## Dataset content
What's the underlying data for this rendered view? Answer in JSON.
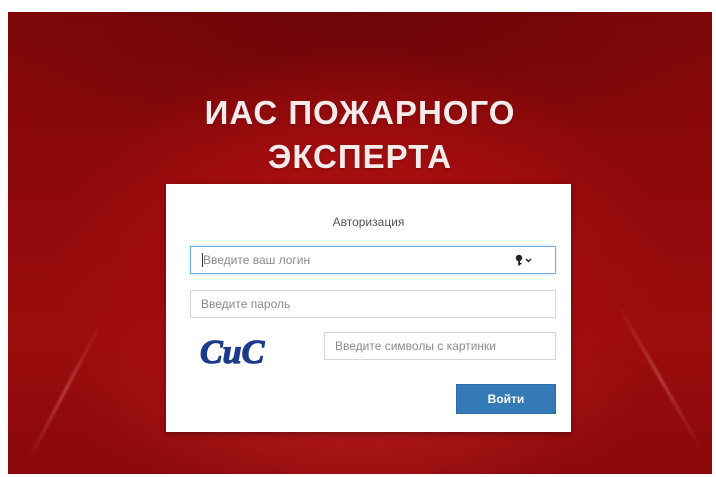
{
  "header": {
    "title_line1": "ИАС ПОЖАРНОГО",
    "title_line2": "ЭКСПЕРТА"
  },
  "login_card": {
    "title": "Авторизация",
    "login": {
      "placeholder": "Введите ваш логин",
      "value": "",
      "icon": "key-icon"
    },
    "password": {
      "placeholder": "Введите пароль",
      "value": ""
    },
    "captcha": {
      "image_text": "CuC",
      "placeholder": "Введите символы с картинки",
      "value": ""
    },
    "submit_label": "Войти"
  },
  "colors": {
    "background": "#9c0c0d",
    "title_text": "#f6eaea",
    "primary_button": "#337ab7",
    "focus_border": "#66afe9",
    "captcha_text": "#1d3a8c"
  }
}
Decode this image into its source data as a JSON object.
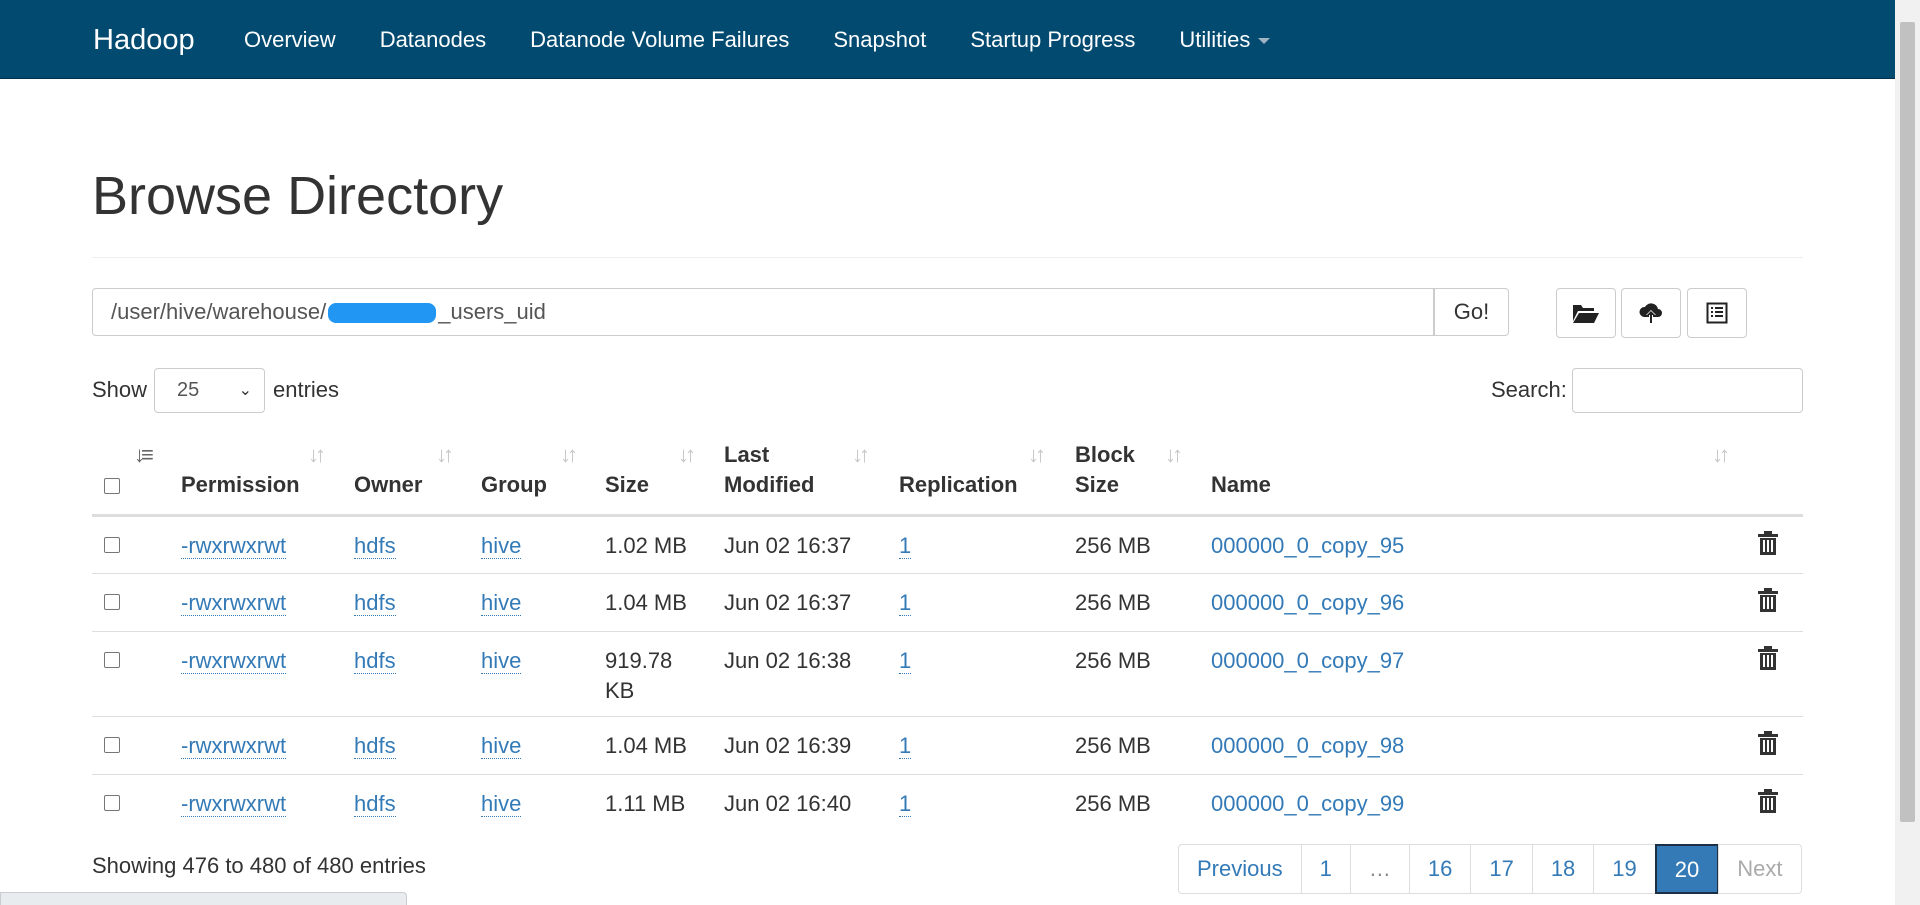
{
  "navbar": {
    "brand": "Hadoop",
    "items": [
      "Overview",
      "Datanodes",
      "Datanode Volume Failures",
      "Snapshot",
      "Startup Progress",
      "Utilities"
    ]
  },
  "page": {
    "title": "Browse Directory"
  },
  "path_bar": {
    "path_prefix": "/user/hive/warehouse/",
    "path_suffix": "_users_uid",
    "go_label": "Go!"
  },
  "tools": [
    "folder-open-icon",
    "cloud-upload-icon",
    "list-alt-icon"
  ],
  "controls": {
    "show_label": "Show",
    "entries_value": "25",
    "entries_label": "entries",
    "search_label": "Search:",
    "search_value": ""
  },
  "table": {
    "headers": {
      "permission": "Permission",
      "owner": "Owner",
      "group": "Group",
      "size": "Size",
      "last_modified_1": "Last",
      "last_modified_2": "Modified",
      "replication": "Replication",
      "block_size_1": "Block",
      "block_size_2": "Size",
      "name": "Name"
    },
    "rows": [
      {
        "permission": "-rwxrwxrwt",
        "owner": "hdfs",
        "group": "hive",
        "size": "1.02 MB",
        "size_unit": "",
        "last_modified": "Jun 02 16:37",
        "replication": "1",
        "block_size": "256 MB",
        "name": "000000_0_copy_95"
      },
      {
        "permission": "-rwxrwxrwt",
        "owner": "hdfs",
        "group": "hive",
        "size": "1.04 MB",
        "size_unit": "",
        "last_modified": "Jun 02 16:37",
        "replication": "1",
        "block_size": "256 MB",
        "name": "000000_0_copy_96"
      },
      {
        "permission": "-rwxrwxrwt",
        "owner": "hdfs",
        "group": "hive",
        "size": "919.78",
        "size_unit": "KB",
        "last_modified": "Jun 02 16:38",
        "replication": "1",
        "block_size": "256 MB",
        "name": "000000_0_copy_97"
      },
      {
        "permission": "-rwxrwxrwt",
        "owner": "hdfs",
        "group": "hive",
        "size": "1.04 MB",
        "size_unit": "",
        "last_modified": "Jun 02 16:39",
        "replication": "1",
        "block_size": "256 MB",
        "name": "000000_0_copy_98"
      },
      {
        "permission": "-rwxrwxrwt",
        "owner": "hdfs",
        "group": "hive",
        "size": "1.11 MB",
        "size_unit": "",
        "last_modified": "Jun 02 16:40",
        "replication": "1",
        "block_size": "256 MB",
        "name": "000000_0_copy_99"
      }
    ]
  },
  "footer": {
    "info": "Showing 476 to 480 of 480 entries",
    "pagination": {
      "previous": "Previous",
      "pages": [
        "1",
        "…",
        "16",
        "17",
        "18",
        "19",
        "20"
      ],
      "current": "20",
      "next": "Next"
    }
  },
  "colors": {
    "navbar": "#024a70",
    "link": "#337ab7",
    "active_page": "#337ab7",
    "redaction": "#2196f3"
  }
}
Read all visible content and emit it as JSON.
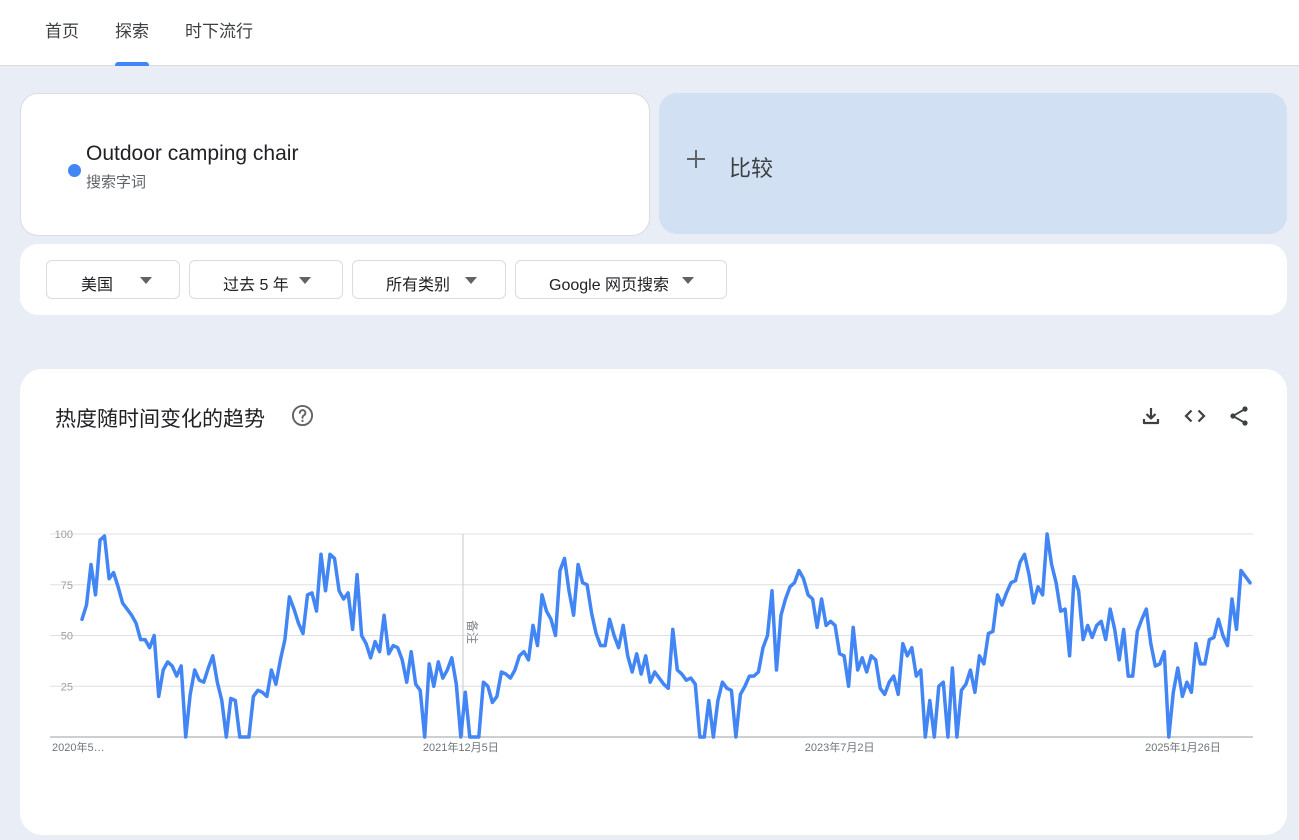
{
  "nav": {
    "tabs": [
      {
        "label": "首页"
      },
      {
        "label": "探索"
      },
      {
        "label": "时下流行"
      }
    ],
    "active_tab": "探索"
  },
  "search_term": {
    "name": "Outdoor camping chair",
    "type": "搜索字词",
    "color": "#4285f4"
  },
  "compare": {
    "label": "比较",
    "icon": "plus-icon"
  },
  "filters": {
    "region": "美国",
    "time_range": "过去 5 年",
    "category": "所有类别",
    "search_type": "Google 网页搜索"
  },
  "trend": {
    "title": "热度随时间变化的趋势",
    "help_icon": "help-circle-icon",
    "actions": [
      "download-icon",
      "embed-code-icon",
      "share-icon"
    ]
  },
  "chart_data": {
    "type": "line",
    "title": "",
    "xlabel": "",
    "ylabel": "",
    "ylim": [
      0,
      100
    ],
    "yticks": [
      25,
      50,
      75,
      100
    ],
    "grid": true,
    "line_color": "#4285f4",
    "x_tick_labels": [
      "2020年5…",
      "2021年12月5日",
      "2023年7月2日",
      "2025年1月26日"
    ],
    "x_tick_positions": [
      0,
      84,
      168,
      252
    ],
    "annotation": {
      "label": "备注",
      "index": 96
    },
    "series": [
      {
        "values": [
          58,
          65,
          85,
          70,
          97,
          99,
          78,
          81,
          74,
          66,
          63,
          60,
          56,
          48,
          48,
          44,
          50,
          20,
          33,
          37,
          35,
          30,
          35,
          0,
          21,
          33,
          28,
          27,
          34,
          40,
          27,
          18,
          0,
          19,
          18,
          0,
          0,
          0,
          20,
          23,
          22,
          20,
          33,
          26,
          38,
          48,
          69,
          63,
          56,
          51,
          70,
          71,
          62,
          90,
          72,
          90,
          88,
          72,
          68,
          71,
          53,
          80,
          50,
          46,
          39,
          47,
          42,
          60,
          41,
          45,
          44,
          38,
          27,
          42,
          26,
          23,
          0,
          36,
          25,
          37,
          29,
          33,
          39,
          26,
          0,
          22,
          0,
          0,
          0,
          27,
          25,
          17,
          20,
          32,
          31,
          29,
          33,
          40,
          42,
          38,
          55,
          45,
          70,
          62,
          58,
          50,
          82,
          88,
          72,
          60,
          85,
          76,
          75,
          61,
          51,
          45,
          45,
          58,
          50,
          44,
          55,
          40,
          32,
          41,
          31,
          40,
          27,
          32,
          29,
          26,
          24,
          53,
          33,
          31,
          28,
          29,
          26,
          0,
          0,
          18,
          0,
          18,
          27,
          24,
          23,
          0,
          21,
          25,
          30,
          30,
          32,
          44,
          50,
          72,
          33,
          60,
          68,
          74,
          76,
          82,
          78,
          70,
          68,
          54,
          68,
          55,
          57,
          55,
          41,
          40,
          25,
          54,
          33,
          39,
          32,
          40,
          38,
          24,
          21,
          27,
          30,
          21,
          46,
          40,
          44,
          30,
          33,
          0,
          18,
          0,
          25,
          27,
          0,
          34,
          0,
          23,
          26,
          33,
          22,
          40,
          36,
          51,
          52,
          70,
          65,
          71,
          76,
          77,
          86,
          90,
          80,
          66,
          74,
          70,
          100,
          85,
          76,
          62,
          63,
          40,
          79,
          72,
          48,
          55,
          49,
          55,
          57,
          48,
          63,
          53,
          38,
          53,
          30,
          30,
          52,
          58,
          63,
          46,
          35,
          36,
          42,
          0,
          22,
          34,
          20,
          27,
          22,
          46,
          36,
          36,
          48,
          49,
          58,
          50,
          45,
          68,
          53,
          82,
          79,
          76
        ]
      }
    ]
  }
}
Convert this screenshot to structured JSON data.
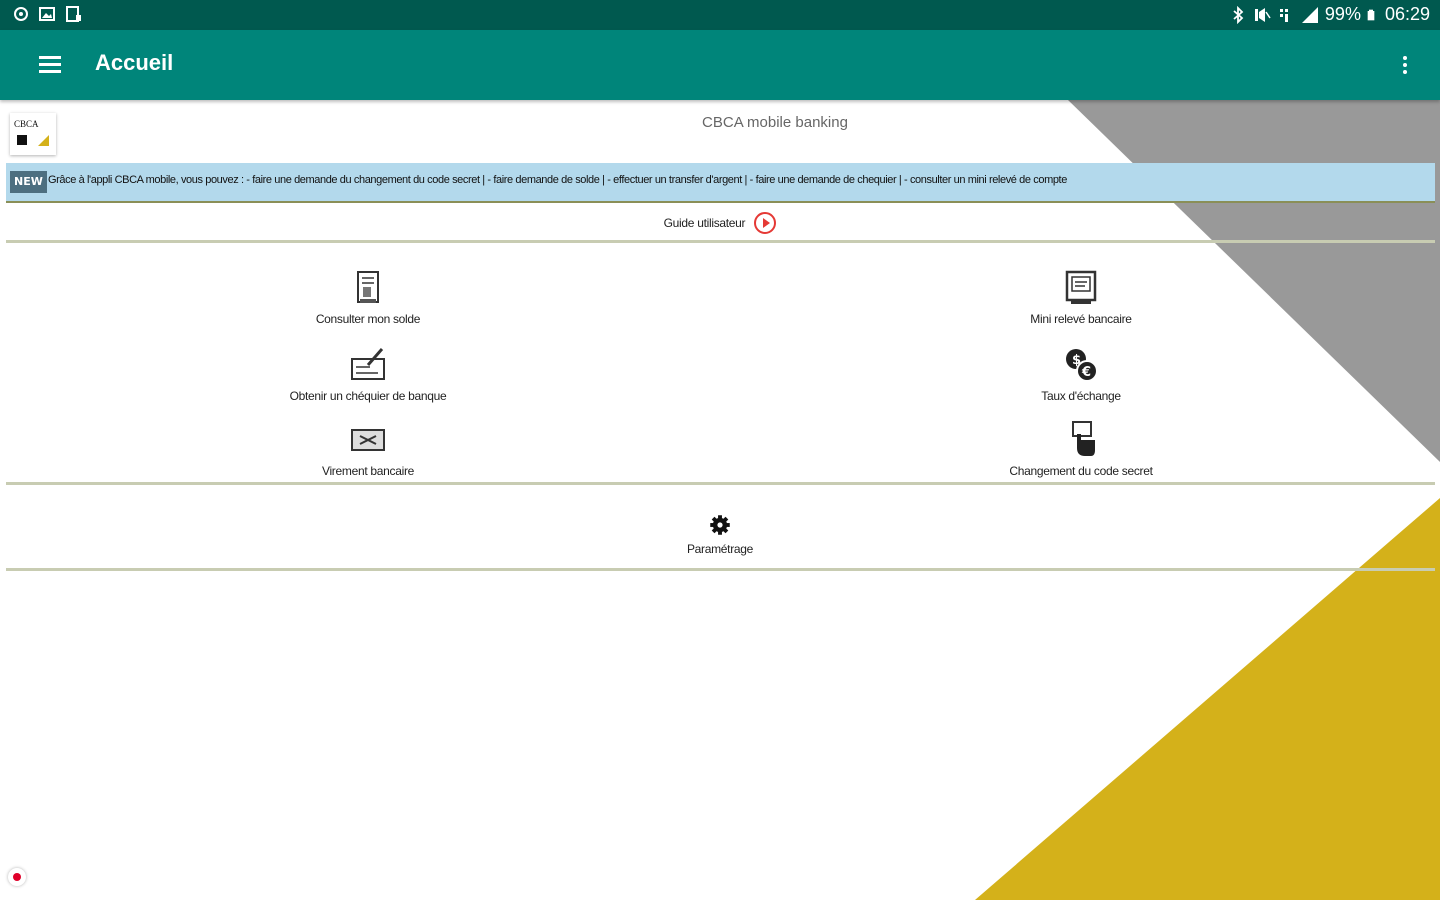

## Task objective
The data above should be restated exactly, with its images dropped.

## Problem solution
What's the underlying data for this rendered view? Answer in JSON.
{
  "header": {
    "title_line1": "ИАС ПОЖАРНОГО",
    "title_line2": "ЭКСПЕРТА"
  },
  "login_card": {
    "title": "Авторизация",
    "login": {
      "placeholder": "Введите ваш логин",
      "value": "",
      "icon": "key-icon"
    },
    "password": {
      "placeholder": "Введите пароль",
      "value": ""
    },
    "captcha": {
      "image_text": "CuC",
      "placeholder": "Введите символы с картинки",
      "value": ""
    },
    "submit_label": "Войти"
  },
  "colors": {
    "background": "#9c0c0d",
    "title_text": "#f6eaea",
    "primary_button": "#337ab7",
    "focus_border": "#66afe9",
    "captcha_text": "#1d3a8c"
  }
}
Decode this image into its source data as a JSON object.
{
  "navbar": {
    "brand": "Hadoop",
    "items": [
      "Overview",
      "Datanodes",
      "Datanode Volume Failures",
      "Snapshot",
      "Startup Progress",
      "Utilities"
    ]
  },
  "page": {
    "title": "Browse Directory"
  },
  "path_bar": {
    "path_prefix": "/user/hive/warehouse/",
    "path_suffix": "_users_uid",
    "go_label": "Go!"
  },
  "tools": [
    "folder-open-icon",
    "cloud-upload-icon",
    "list-alt-icon"
  ],
  "controls": {
    "show_label": "Show",
    "entries_value": "25",
    "entries_label": "entries",
    "search_label": "Search:",
    "search_value": ""
  },
  "table": {
    "headers": {
      "permission": "Permission",
      "owner": "Owner",
      "group": "Group",
      "size": "Size",
      "last_modified_1": "Last",
      "last_modified_2": "Modified",
      "replication": "Replication",
      "block_size_1": "Block",
      "block_size_2": "Size",
      "name": "Name"
    },
    "rows": [
      {
        "permission": "-rwxrwxrwt",
        "owner": "hdfs",
        "group": "hive",
        "size": "1.02 MB",
        "size_unit": "",
        "last_modified": "Jun 02 16:37",
        "replication": "1",
        "block_size": "256 MB",
        "name": "000000_0_copy_95"
      },
      {
        "permission": "-rwxrwxrwt",
        "owner": "hdfs",
        "group": "hive",
        "size": "1.04 MB",
        "size_unit": "",
        "last_modified": "Jun 02 16:37",
        "replication": "1",
        "block_size": "256 MB",
        "name": "000000_0_copy_96"
      },
      {
        "permission": "-rwxrwxrwt",
        "owner": "hdfs",
        "group": "hive",
        "size": "919.78",
        "size_unit": "KB",
        "last_modified": "Jun 02 16:38",
        "replication": "1",
        "block_size": "256 MB",
        "name": "000000_0_copy_97"
      },
      {
        "permission": "-rwxrwxrwt",
        "owner": "hdfs",
        "group": "hive",
        "size": "1.04 MB",
        "size_unit": "",
        "last_modified": "Jun 02 16:39",
        "replication": "1",
        "block_size": "256 MB",
        "name": "000000_0_copy_98"
      },
      {
        "permission": "-rwxrwxrwt",
        "owner": "hdfs",
        "group": "hive",
        "size": "1.11 MB",
        "size_unit": "",
        "last_modified": "Jun 02 16:40",
        "replication": "1",
        "block_size": "256 MB",
        "name": "000000_0_copy_99"
      }
    ]
  },
  "footer": {
    "info": "Showing 476 to 480 of 480 entries",
    "pagination": {
      "previous": "Previous",
      "pages": [
        "1",
        "…",
        "16",
        "17",
        "18",
        "19",
        "20"
      ],
      "current": "20",
      "next": "Next"
    }
  },
  "colors": {
    "navbar": "#024a70",
    "link": "#337ab7",
    "active_page": "#337ab7",
    "redaction": "#2196f3"
  }
}
Read all visible content and emit it as JSON.
{
  "nav": {
    "tabs": [
      {
        "label": "首页"
      },
      {
        "label": "探索"
      },
      {
        "label": "时下流行"
      }
    ],
    "active_tab": "探索"
  },
  "search_term": {
    "name": "Outdoor camping chair",
    "type": "搜索字词",
    "color": "#4285f4"
  },
  "compare": {
    "label": "比较",
    "icon": "plus-icon"
  },
  "filters": {
    "region": "美国",
    "time_range": "过去 5 年",
    "category": "所有类别",
    "search_type": "Google 网页搜索"
  },
  "trend": {
    "title": "热度随时间变化的趋势",
    "help_icon": "help-circle-icon",
    "actions": [
      "download-icon",
      "embed-code-icon",
      "share-icon"
    ]
  },
  "chart_data": {
    "type": "line",
    "title": "",
    "xlabel": "",
    "ylabel": "",
    "ylim": [
      0,
      100
    ],
    "yticks": [
      25,
      50,
      75,
      100
    ],
    "grid": true,
    "line_color": "#4285f4",
    "x_tick_labels": [
      "2020年5…",
      "2021年12月5日",
      "2023年7月2日",
      "2025年1月26日"
    ],
    "x_tick_positions": [
      0,
      84,
      168,
      252
    ],
    "annotation": {
      "label": "备注",
      "index": 96
    },
    "series": [
      {
        "values": [
          58,
          65,
          85,
          70,
          97,
          99,
          78,
          81,
          74,
          66,
          63,
          60,
          56,
          48,
          48,
          44,
          50,
          20,
          33,
          37,
          35,
          30,
          35,
          0,
          21,
          33,
          28,
          27,
          34,
          40,
          27,
          18,
          0,
          19,
          18,
          0,
          0,
          0,
          20,
          23,
          22,
          20,
          33,
          26,
          38,
          48,
          69,
          63,
          56,
          51,
          70,
          71,
          62,
          90,
          72,
          90,
          88,
          72,
          68,
          71,
          53,
          80,
          50,
          46,
          39,
          47,
          42,
          60,
          41,
          45,
          44,
          38,
          27,
          42,
          26,
          23,
          0,
          36,
          25,
          37,
          29,
          33,
          39,
          26,
          0,
          22,
          0,
          0,
          0,
          27,
          25,
          17,
          20,
          32,
          31,
          29,
          33,
          40,
          42,
          38,
          55,
          45,
          70,
          62,
          58,
          50,
          82,
          88,
          72,
          60,
          85,
          76,
          75,
          61,
          51,
          45,
          45,
          58,
          50,
          44,
          55,
          40,
          32,
          41,
          31,
          40,
          27,
          32,
          29,
          26,
          24,
          53,
          33,
          31,
          28,
          29,
          26,
          0,
          0,
          18,
          0,
          18,
          27,
          24,
          23,
          0,
          21,
          25,
          30,
          30,
          32,
          44,
          50,
          72,
          33,
          60,
          68,
          74,
          76,
          82,
          78,
          70,
          68,
          54,
          68,
          55,
          57,
          55,
          41,
          40,
          25,
          54,
          33,
          39,
          32,
          40,
          38,
          24,
          21,
          27,
          30,
          21,
          46,
          40,
          44,
          30,
          33,
          0,
          18,
          0,
          25,
          27,
          0,
          34,
          0,
          23,
          26,
          33,
          22,
          40,
          36,
          51,
          52,
          70,
          65,
          71,
          76,
          77,
          86,
          90,
          80,
          66,
          74,
          70,
          100,
          85,
          76,
          62,
          63,
          40,
          79,
          72,
          48,
          55,
          49,
          55,
          57,
          48,
          63,
          53,
          38,
          53,
          30,
          30,
          52,
          58,
          63,
          46,
          35,
          36,
          42,
          0,
          22,
          34,
          20,
          27,
          22,
          46,
          36,
          36,
          48,
          49,
          58,
          50,
          45,
          68,
          53,
          82,
          79,
          76
        ]
      }
    ]
  }
}
Convert this screenshot to structured JSON data.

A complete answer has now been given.